For face, I use the Drunk Elephant travel duo, which comes in a pouch that is perfect for travelling. The bars gently cleanse and exfoliate the skin and have become my favourites, whether during the heat wave in Europe or the dry winter months in Canada. However, the bars do come wrapped in plastic packaging, which is a shame. For naked packaging, Lush and Canadian brand Rocky Mountain Soap Co. offer tons of options. For shampoo and conditioner, I am using the Flyaway Hair and American Cream from Lush, although the Natural Rosemary Shampoo Bar from Rocky Mountain Soap Co. is a cheaper alternative. Since the bars come unpackaged, I bought foaming nets and little pouches to house them. With most of my liquids switched out for soap bars, I can easily keep my liquid essentials like cream and toner under 100mL. And the best part? Each bar lasts well over 3 months, or 80 washes, making it the a practical and economical choice for long-term travel.
By the way, replacing one-time use makeup wipes for a microfiber cloth like the MakeUp Eraser is not only economical but also good for the environment. Plus, it makes the skincare routine at the end of the day that much easier as it removes facial and even eye makeup in one go. For travel days, I tend to be light on the makeup, but there will inevitably be times when you want to look more put together. I recommend a travel-sized eyeshadow palette with neutral shades like the Smashbox Cover Shot. For blush, I’ve been using the Glossier Cloud Paint for some dab-on actions instead of applying with a brush. Again, saves a bit of space and time in the morning. Just in case a mirror isn’t available where you are staying, a folding mirror like my hedgehog one will save you from mismatched brows.

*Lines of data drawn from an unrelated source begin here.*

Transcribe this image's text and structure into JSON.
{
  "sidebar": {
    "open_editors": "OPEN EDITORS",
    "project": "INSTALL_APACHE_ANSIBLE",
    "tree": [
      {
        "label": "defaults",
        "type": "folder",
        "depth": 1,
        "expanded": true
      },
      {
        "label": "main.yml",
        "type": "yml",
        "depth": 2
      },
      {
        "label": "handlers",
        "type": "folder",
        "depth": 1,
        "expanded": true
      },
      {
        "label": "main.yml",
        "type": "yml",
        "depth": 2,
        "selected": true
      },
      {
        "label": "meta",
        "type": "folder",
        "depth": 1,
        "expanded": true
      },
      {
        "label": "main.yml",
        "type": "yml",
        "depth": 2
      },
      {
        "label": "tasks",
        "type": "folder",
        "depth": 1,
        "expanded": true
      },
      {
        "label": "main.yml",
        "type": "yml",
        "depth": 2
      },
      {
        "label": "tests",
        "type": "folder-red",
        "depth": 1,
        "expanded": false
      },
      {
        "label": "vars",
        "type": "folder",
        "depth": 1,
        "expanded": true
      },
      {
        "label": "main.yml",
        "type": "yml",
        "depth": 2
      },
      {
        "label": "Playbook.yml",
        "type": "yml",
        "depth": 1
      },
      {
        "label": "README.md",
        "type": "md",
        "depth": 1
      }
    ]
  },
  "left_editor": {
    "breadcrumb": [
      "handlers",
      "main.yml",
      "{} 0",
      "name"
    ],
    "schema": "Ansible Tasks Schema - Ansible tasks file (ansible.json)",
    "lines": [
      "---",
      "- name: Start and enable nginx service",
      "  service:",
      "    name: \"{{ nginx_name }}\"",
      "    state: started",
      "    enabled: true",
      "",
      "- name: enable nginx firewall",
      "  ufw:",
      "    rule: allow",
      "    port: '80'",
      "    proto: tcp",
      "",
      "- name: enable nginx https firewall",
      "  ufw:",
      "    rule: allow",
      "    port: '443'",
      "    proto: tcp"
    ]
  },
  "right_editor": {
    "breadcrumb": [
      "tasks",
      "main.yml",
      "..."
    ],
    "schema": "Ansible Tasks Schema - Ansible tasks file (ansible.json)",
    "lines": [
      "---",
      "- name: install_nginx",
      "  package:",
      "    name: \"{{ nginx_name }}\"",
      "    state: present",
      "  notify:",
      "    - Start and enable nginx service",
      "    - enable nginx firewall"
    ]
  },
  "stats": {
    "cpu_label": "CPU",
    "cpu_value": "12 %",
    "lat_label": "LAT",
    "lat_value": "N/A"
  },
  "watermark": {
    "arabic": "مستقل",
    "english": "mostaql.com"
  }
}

You can’t read about a minimalist and eco-friendly packing guide without coming across mentions of the packing cubes. When faced with limited space in a backpack, it really makes a difference if you have something like these compression packing cubes to slim down the bulk and pack more. Since my packing cubes come in three different sizes, I like to organize them according to the types of apparel. For example, the largest one is for bottoms, while the middle one is for tops. I’ve managed to pack all my clothes in these two, leaving the smallest packing cube empty. Which is great, because then I can plan out my outfit for the next day or have an extra change of clothes on hand in there. The idea is that with such limited space, it really forces you to pack only the most versatile and practical items, ones that are of decent quality and will hopefully last a while.
I keep undergarments and laundry items in this travel organizer. My drying rack can be folded in the middle and tucked into the bottom compartment of the organizer. The laundry bag has two pouches, allowing me to separate my laundry items. I also brought a few tide pods, stored safely in a cuppy.